[[ EXERCISE MATERIALS, beginning ]]

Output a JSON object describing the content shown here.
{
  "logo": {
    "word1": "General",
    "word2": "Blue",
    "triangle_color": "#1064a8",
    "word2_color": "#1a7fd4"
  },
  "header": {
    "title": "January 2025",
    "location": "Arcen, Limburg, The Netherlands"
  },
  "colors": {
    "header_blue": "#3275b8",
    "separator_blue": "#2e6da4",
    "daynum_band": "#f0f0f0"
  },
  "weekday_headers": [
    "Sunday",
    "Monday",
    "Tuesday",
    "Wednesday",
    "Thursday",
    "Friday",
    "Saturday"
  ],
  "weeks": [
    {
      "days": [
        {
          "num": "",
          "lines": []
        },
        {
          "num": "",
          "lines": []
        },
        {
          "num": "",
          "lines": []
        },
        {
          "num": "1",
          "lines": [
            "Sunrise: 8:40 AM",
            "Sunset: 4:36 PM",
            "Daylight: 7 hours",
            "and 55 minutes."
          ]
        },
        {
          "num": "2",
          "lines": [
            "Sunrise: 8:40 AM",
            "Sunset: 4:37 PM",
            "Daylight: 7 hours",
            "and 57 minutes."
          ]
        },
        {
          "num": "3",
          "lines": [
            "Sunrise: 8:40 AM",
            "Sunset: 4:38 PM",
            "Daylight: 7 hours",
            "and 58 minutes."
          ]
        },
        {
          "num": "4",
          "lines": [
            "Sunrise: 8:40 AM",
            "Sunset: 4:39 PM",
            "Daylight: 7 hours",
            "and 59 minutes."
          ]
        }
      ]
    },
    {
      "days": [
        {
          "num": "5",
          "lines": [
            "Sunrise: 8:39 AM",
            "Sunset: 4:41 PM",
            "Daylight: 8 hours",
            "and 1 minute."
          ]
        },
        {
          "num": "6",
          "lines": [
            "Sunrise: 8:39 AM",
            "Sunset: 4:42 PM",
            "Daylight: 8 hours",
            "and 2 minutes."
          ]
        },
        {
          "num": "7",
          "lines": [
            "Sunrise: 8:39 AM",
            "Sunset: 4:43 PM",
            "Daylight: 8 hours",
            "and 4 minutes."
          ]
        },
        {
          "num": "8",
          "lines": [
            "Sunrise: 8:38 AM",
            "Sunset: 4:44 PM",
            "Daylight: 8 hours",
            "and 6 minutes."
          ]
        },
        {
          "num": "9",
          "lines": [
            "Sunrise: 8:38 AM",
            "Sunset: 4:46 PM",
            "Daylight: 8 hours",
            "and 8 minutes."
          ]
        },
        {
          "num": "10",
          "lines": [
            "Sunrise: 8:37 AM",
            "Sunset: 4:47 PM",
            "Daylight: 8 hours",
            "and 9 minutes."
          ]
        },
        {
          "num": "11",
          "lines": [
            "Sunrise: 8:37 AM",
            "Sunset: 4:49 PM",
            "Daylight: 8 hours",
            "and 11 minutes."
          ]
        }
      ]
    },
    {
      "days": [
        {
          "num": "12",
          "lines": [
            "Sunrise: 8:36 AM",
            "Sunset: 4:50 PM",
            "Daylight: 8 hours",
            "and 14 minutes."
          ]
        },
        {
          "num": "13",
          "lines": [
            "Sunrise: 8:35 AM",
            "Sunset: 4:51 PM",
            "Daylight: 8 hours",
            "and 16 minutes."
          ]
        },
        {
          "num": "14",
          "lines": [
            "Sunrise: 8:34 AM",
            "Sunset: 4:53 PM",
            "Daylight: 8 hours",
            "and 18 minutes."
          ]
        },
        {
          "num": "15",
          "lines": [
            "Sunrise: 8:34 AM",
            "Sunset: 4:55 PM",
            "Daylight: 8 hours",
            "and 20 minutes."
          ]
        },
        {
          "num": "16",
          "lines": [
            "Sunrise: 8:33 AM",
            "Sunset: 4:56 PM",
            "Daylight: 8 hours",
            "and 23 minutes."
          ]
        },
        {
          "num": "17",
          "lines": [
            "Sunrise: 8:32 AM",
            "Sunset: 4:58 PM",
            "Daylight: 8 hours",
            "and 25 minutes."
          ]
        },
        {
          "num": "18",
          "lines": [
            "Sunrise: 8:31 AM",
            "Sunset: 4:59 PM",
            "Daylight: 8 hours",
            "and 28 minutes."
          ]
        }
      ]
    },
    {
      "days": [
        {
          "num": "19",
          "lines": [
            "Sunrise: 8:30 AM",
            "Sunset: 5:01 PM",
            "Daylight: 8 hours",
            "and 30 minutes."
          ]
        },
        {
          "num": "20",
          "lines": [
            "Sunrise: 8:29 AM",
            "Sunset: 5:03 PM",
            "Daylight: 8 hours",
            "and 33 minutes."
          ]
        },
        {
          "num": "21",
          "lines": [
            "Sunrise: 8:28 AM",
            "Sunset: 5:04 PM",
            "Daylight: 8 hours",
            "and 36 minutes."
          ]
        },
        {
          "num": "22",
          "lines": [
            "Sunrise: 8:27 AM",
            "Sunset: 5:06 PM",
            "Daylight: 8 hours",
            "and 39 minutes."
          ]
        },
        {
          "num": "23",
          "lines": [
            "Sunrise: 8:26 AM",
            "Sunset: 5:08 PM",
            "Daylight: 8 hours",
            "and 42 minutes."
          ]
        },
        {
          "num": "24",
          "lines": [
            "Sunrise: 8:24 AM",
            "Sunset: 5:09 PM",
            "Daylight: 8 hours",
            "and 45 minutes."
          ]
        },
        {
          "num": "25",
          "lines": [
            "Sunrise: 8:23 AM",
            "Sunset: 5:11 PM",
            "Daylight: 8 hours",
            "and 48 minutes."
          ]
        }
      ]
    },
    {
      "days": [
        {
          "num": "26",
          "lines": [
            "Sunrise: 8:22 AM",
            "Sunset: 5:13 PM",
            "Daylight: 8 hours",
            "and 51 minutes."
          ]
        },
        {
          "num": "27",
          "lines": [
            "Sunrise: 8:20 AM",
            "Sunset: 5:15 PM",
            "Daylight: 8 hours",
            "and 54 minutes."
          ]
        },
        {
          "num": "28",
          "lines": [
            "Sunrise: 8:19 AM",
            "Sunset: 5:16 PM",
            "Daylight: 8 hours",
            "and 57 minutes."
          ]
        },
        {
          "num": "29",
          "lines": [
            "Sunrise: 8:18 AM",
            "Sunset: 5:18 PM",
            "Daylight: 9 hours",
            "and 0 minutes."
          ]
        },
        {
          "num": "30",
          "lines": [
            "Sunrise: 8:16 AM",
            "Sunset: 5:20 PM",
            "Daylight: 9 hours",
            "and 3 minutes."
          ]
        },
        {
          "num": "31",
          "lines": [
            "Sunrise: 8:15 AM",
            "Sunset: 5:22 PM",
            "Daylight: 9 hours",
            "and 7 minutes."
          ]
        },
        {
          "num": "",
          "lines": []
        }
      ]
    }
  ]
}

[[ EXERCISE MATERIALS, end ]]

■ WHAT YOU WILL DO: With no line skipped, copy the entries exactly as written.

■ OUTPUT BELOW:
Output a JSON object describing the content shown here.
{
  "logo": {
    "word1": "General",
    "word2": "Blue",
    "triangle_color": "#1064a8",
    "word2_color": "#1a7fd4"
  },
  "header": {
    "title": "January 2025",
    "location": "Arcen, Limburg, The Netherlands"
  },
  "colors": {
    "header_blue": "#3275b8",
    "separator_blue": "#2e6da4",
    "daynum_band": "#f0f0f0"
  },
  "weekday_headers": [
    "Sunday",
    "Monday",
    "Tuesday",
    "Wednesday",
    "Thursday",
    "Friday",
    "Saturday"
  ],
  "weeks": [
    {
      "days": [
        {
          "num": "",
          "lines": []
        },
        {
          "num": "",
          "lines": []
        },
        {
          "num": "",
          "lines": []
        },
        {
          "num": "1",
          "lines": [
            "Sunrise: 8:40 AM",
            "Sunset: 4:36 PM",
            "Daylight: 7 hours",
            "and 55 minutes."
          ]
        },
        {
          "num": "2",
          "lines": [
            "Sunrise: 8:40 AM",
            "Sunset: 4:37 PM",
            "Daylight: 7 hours",
            "and 57 minutes."
          ]
        },
        {
          "num": "3",
          "lines": [
            "Sunrise: 8:40 AM",
            "Sunset: 4:38 PM",
            "Daylight: 7 hours",
            "and 58 minutes."
          ]
        },
        {
          "num": "4",
          "lines": [
            "Sunrise: 8:40 AM",
            "Sunset: 4:39 PM",
            "Daylight: 7 hours",
            "and 59 minutes."
          ]
        }
      ]
    },
    {
      "days": [
        {
          "num": "5",
          "lines": [
            "Sunrise: 8:39 AM",
            "Sunset: 4:41 PM",
            "Daylight: 8 hours",
            "and 1 minute."
          ]
        },
        {
          "num": "6",
          "lines": [
            "Sunrise: 8:39 AM",
            "Sunset: 4:42 PM",
            "Daylight: 8 hours",
            "and 2 minutes."
          ]
        },
        {
          "num": "7",
          "lines": [
            "Sunrise: 8:39 AM",
            "Sunset: 4:43 PM",
            "Daylight: 8 hours",
            "and 4 minutes."
          ]
        },
        {
          "num": "8",
          "lines": [
            "Sunrise: 8:38 AM",
            "Sunset: 4:44 PM",
            "Daylight: 8 hours",
            "and 6 minutes."
          ]
        },
        {
          "num": "9",
          "lines": [
            "Sunrise: 8:38 AM",
            "Sunset: 4:46 PM",
            "Daylight: 8 hours",
            "and 8 minutes."
          ]
        },
        {
          "num": "10",
          "lines": [
            "Sunrise: 8:37 AM",
            "Sunset: 4:47 PM",
            "Daylight: 8 hours",
            "and 9 minutes."
          ]
        },
        {
          "num": "11",
          "lines": [
            "Sunrise: 8:37 AM",
            "Sunset: 4:49 PM",
            "Daylight: 8 hours",
            "and 11 minutes."
          ]
        }
      ]
    },
    {
      "days": [
        {
          "num": "12",
          "lines": [
            "Sunrise: 8:36 AM",
            "Sunset: 4:50 PM",
            "Daylight: 8 hours",
            "and 14 minutes."
          ]
        },
        {
          "num": "13",
          "lines": [
            "Sunrise: 8:35 AM",
            "Sunset: 4:51 PM",
            "Daylight: 8 hours",
            "and 16 minutes."
          ]
        },
        {
          "num": "14",
          "lines": [
            "Sunrise: 8:34 AM",
            "Sunset: 4:53 PM",
            "Daylight: 8 hours",
            "and 18 minutes."
          ]
        },
        {
          "num": "15",
          "lines": [
            "Sunrise: 8:34 AM",
            "Sunset: 4:55 PM",
            "Daylight: 8 hours",
            "and 20 minutes."
          ]
        },
        {
          "num": "16",
          "lines": [
            "Sunrise: 8:33 AM",
            "Sunset: 4:56 PM",
            "Daylight: 8 hours",
            "and 23 minutes."
          ]
        },
        {
          "num": "17",
          "lines": [
            "Sunrise: 8:32 AM",
            "Sunset: 4:58 PM",
            "Daylight: 8 hours",
            "and 25 minutes."
          ]
        },
        {
          "num": "18",
          "lines": [
            "Sunrise: 8:31 AM",
            "Sunset: 4:59 PM",
            "Daylight: 8 hours",
            "and 28 minutes."
          ]
        }
      ]
    },
    {
      "days": [
        {
          "num": "19",
          "lines": [
            "Sunrise: 8:30 AM",
            "Sunset: 5:01 PM",
            "Daylight: 8 hours",
            "and 30 minutes."
          ]
        },
        {
          "num": "20",
          "lines": [
            "Sunrise: 8:29 AM",
            "Sunset: 5:03 PM",
            "Daylight: 8 hours",
            "and 33 minutes."
          ]
        },
        {
          "num": "21",
          "lines": [
            "Sunrise: 8:28 AM",
            "Sunset: 5:04 PM",
            "Daylight: 8 hours",
            "and 36 minutes."
          ]
        },
        {
          "num": "22",
          "lines": [
            "Sunrise: 8:27 AM",
            "Sunset: 5:06 PM",
            "Daylight: 8 hours",
            "and 39 minutes."
          ]
        },
        {
          "num": "23",
          "lines": [
            "Sunrise: 8:26 AM",
            "Sunset: 5:08 PM",
            "Daylight: 8 hours",
            "and 42 minutes."
          ]
        },
        {
          "num": "24",
          "lines": [
            "Sunrise: 8:24 AM",
            "Sunset: 5:09 PM",
            "Daylight: 8 hours",
            "and 45 minutes."
          ]
        },
        {
          "num": "25",
          "lines": [
            "Sunrise: 8:23 AM",
            "Sunset: 5:11 PM",
            "Daylight: 8 hours",
            "and 48 minutes."
          ]
        }
      ]
    },
    {
      "days": [
        {
          "num": "26",
          "lines": [
            "Sunrise: 8:22 AM",
            "Sunset: 5:13 PM",
            "Daylight: 8 hours",
            "and 51 minutes."
          ]
        },
        {
          "num": "27",
          "lines": [
            "Sunrise: 8:20 AM",
            "Sunset: 5:15 PM",
            "Daylight: 8 hours",
            "and 54 minutes."
          ]
        },
        {
          "num": "28",
          "lines": [
            "Sunrise: 8:19 AM",
            "Sunset: 5:16 PM",
            "Daylight: 8 hours",
            "and 57 minutes."
          ]
        },
        {
          "num": "29",
          "lines": [
            "Sunrise: 8:18 AM",
            "Sunset: 5:18 PM",
            "Daylight: 9 hours",
            "and 0 minutes."
          ]
        },
        {
          "num": "30",
          "lines": [
            "Sunrise: 8:16 AM",
            "Sunset: 5:20 PM",
            "Daylight: 9 hours",
            "and 3 minutes."
          ]
        },
        {
          "num": "31",
          "lines": [
            "Sunrise: 8:15 AM",
            "Sunset: 5:22 PM",
            "Daylight: 9 hours",
            "and 7 minutes."
          ]
        },
        {
          "num": "",
          "lines": []
        }
      ]
    }
  ]
}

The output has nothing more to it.